Count the lines in the material below that contain the word "section" and give the number alone.

:::

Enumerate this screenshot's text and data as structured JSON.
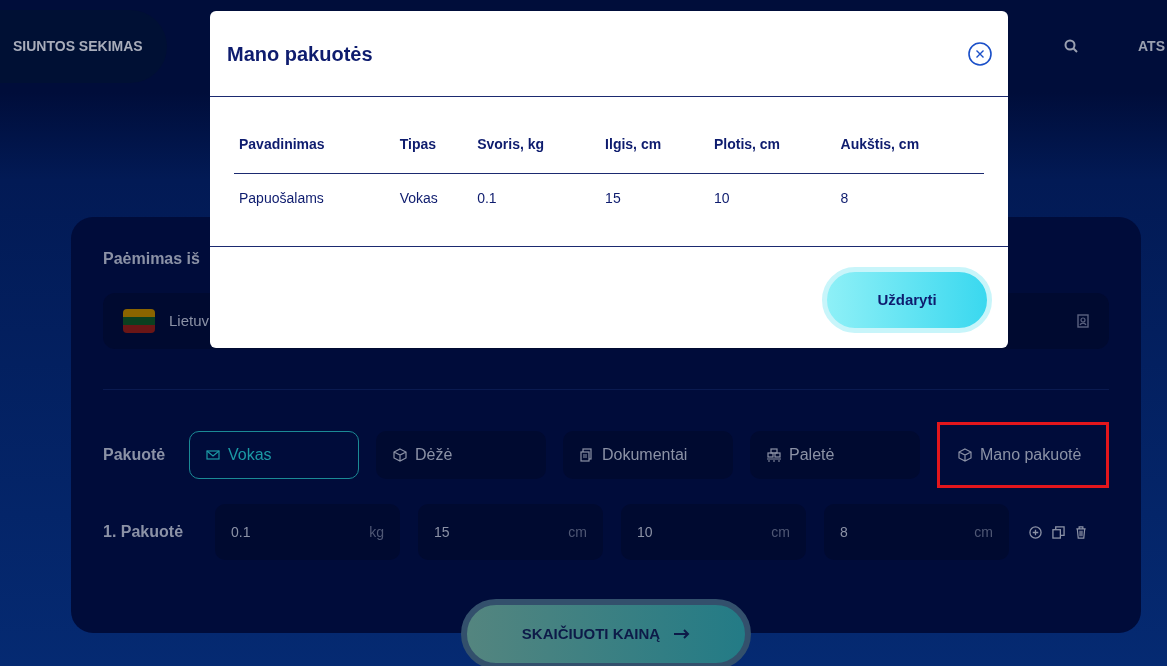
{
  "header": {
    "tracking": "SIUNTOS SEKIMAS",
    "cut_link": "ATS"
  },
  "pickup": {
    "label": "Paėmimas iš",
    "country": "Lietuv"
  },
  "package_types": {
    "label": "Pakuotė",
    "options": [
      {
        "label": "Vokas",
        "kind": "envelope",
        "selected": true,
        "highlighted": false
      },
      {
        "label": "Dėžė",
        "kind": "box",
        "selected": false,
        "highlighted": false
      },
      {
        "label": "Dokumentai",
        "kind": "documents",
        "selected": false,
        "highlighted": false
      },
      {
        "label": "Paletė",
        "kind": "pallet",
        "selected": false,
        "highlighted": false
      },
      {
        "label": "Mano pakuotė",
        "kind": "box",
        "selected": false,
        "highlighted": true
      }
    ]
  },
  "package_row": {
    "label": "1. Pakuotė",
    "fields": [
      {
        "value": "0.1",
        "unit": "kg"
      },
      {
        "value": "15",
        "unit": "cm"
      },
      {
        "value": "10",
        "unit": "cm"
      },
      {
        "value": "8",
        "unit": "cm"
      }
    ]
  },
  "calculate_button": "SKAIČIUOTI KAINĄ",
  "modal": {
    "title": "Mano pakuotės",
    "columns": [
      "Pavadinimas",
      "Tipas",
      "Svoris, kg",
      "Ilgis, cm",
      "Plotis, cm",
      "Aukštis, cm"
    ],
    "rows": [
      [
        "Papuošalams",
        "Vokas",
        "0.1",
        "15",
        "10",
        "8"
      ]
    ],
    "close_button": "Uždaryti"
  }
}
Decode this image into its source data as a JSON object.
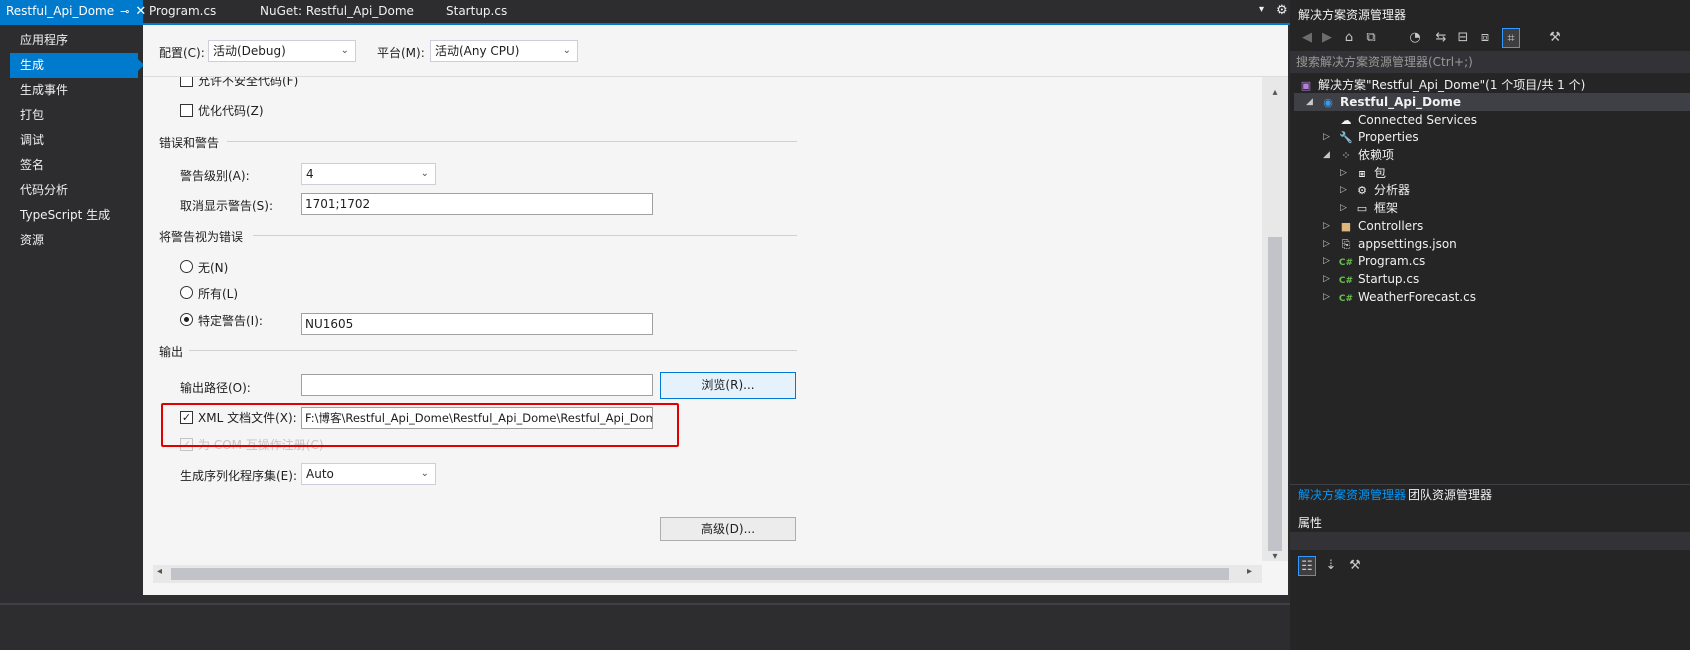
{
  "tabs": [
    {
      "label": "Restful_Api_Dome",
      "active": true
    },
    {
      "label": "Program.cs",
      "active": false
    },
    {
      "label": "NuGet: Restful_Api_Dome",
      "active": false
    },
    {
      "label": "Startup.cs",
      "active": false
    }
  ],
  "tab_icons": {
    "pin": "⊸",
    "close": "✕",
    "dropdown": "▾",
    "gear": "⚙"
  },
  "nav": {
    "items": [
      {
        "label": "应用程序"
      },
      {
        "label": "生成",
        "active": true
      },
      {
        "label": "生成事件"
      },
      {
        "label": "打包"
      },
      {
        "label": "调试"
      },
      {
        "label": "签名"
      },
      {
        "label": "代码分析"
      },
      {
        "label": "TypeScript 生成"
      },
      {
        "label": "资源"
      }
    ]
  },
  "config": {
    "config_label": "配置(C):",
    "config_value": "活动(Debug)",
    "platform_label": "平台(M):",
    "platform_value": "活动(Any CPU)"
  },
  "general": {
    "unsafe_label": "允许不安全代码(F)",
    "optimize_label": "优化代码(Z)"
  },
  "errors": {
    "section": "错误和警告",
    "warning_level_label": "警告级别(A):",
    "warning_level_value": "4",
    "suppress_label": "取消显示警告(S):",
    "suppress_value": "1701;1702"
  },
  "treat": {
    "section": "将警告视为错误",
    "none_label": "无(N)",
    "all_label": "所有(L)",
    "specific_label": "特定警告(I):",
    "specific_value": "NU1605",
    "selected": "specific"
  },
  "output": {
    "section": "输出",
    "path_label": "输出路径(O):",
    "path_value": "",
    "browse_label": "浏览(R)...",
    "xml_label": "XML 文档文件(X):",
    "xml_checked": true,
    "xml_value": "F:\\博客\\Restful_Api_Dome\\Restful_Api_Dome\\Restful_Api_Dome.xml",
    "com_label": "为 COM 互操作注册(C)",
    "serialization_label": "生成序列化程序集(E):",
    "serialization_value": "Auto",
    "advanced_label": "高级(D)..."
  },
  "solution": {
    "title": "解决方案资源管理器",
    "search_placeholder": "搜索解决方案资源管理器(Ctrl+;)",
    "tree": [
      {
        "label": "解决方案\"Restful_Api_Dome\"(1 个项目/共 1 个)",
        "icon": "sln"
      },
      {
        "label": "Restful_Api_Dome",
        "icon": "proj"
      },
      {
        "label": "Connected Services",
        "icon": "cloud"
      },
      {
        "label": "Properties",
        "icon": "wrench"
      },
      {
        "label": "依赖项",
        "icon": "deps"
      },
      {
        "label": "包",
        "icon": "pkg"
      },
      {
        "label": "分析器",
        "icon": "analyzer"
      },
      {
        "label": "框架",
        "icon": "framework"
      },
      {
        "label": "Controllers",
        "icon": "folder"
      },
      {
        "label": "appsettings.json",
        "icon": "json"
      },
      {
        "label": "Program.cs",
        "icon": "cs"
      },
      {
        "label": "Startup.cs",
        "icon": "cs"
      },
      {
        "label": "WeatherForecast.cs",
        "icon": "cs"
      }
    ],
    "tab_solution": "解决方案资源管理器",
    "tab_team": "团队资源管理器",
    "props_title": "属性",
    "cs_badge": "C#"
  },
  "icons": {
    "check": "✓",
    "chevron_down": "⌄",
    "arrow_up": "▴",
    "arrow_down": "▾",
    "arrow_left": "◂",
    "arrow_right": "▸",
    "expanded": "◢",
    "collapsed": "▷"
  }
}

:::

*Answer*
3